** Information given follows **

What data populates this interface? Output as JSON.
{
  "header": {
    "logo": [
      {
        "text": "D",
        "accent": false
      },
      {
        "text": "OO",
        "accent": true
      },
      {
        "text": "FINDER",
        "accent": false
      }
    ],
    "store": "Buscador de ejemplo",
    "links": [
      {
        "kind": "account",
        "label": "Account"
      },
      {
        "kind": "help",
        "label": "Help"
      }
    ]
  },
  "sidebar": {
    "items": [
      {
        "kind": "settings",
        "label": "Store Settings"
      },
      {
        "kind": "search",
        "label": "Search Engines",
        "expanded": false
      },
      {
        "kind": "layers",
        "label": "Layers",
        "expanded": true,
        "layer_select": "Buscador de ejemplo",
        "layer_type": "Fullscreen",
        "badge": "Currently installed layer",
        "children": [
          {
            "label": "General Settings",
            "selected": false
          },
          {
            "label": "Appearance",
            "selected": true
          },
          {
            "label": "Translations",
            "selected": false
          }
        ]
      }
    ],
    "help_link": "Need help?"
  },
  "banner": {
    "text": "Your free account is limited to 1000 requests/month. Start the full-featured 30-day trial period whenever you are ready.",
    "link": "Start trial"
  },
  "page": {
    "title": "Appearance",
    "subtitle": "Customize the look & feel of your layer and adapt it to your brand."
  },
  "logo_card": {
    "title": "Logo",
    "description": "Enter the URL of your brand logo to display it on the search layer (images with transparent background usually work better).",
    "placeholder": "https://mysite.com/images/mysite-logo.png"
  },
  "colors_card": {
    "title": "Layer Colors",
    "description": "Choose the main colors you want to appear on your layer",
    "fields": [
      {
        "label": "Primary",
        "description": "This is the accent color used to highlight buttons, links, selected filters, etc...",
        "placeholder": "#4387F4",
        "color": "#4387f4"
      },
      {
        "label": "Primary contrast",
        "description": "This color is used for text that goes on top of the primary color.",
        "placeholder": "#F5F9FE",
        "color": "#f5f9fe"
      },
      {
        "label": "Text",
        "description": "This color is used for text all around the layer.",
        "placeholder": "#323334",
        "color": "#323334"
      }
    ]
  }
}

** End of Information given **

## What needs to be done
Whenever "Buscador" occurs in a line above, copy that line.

## Response to this exercise
    "store": "Buscador de ejemplo",
        "layer_select": "Buscador de ejemplo",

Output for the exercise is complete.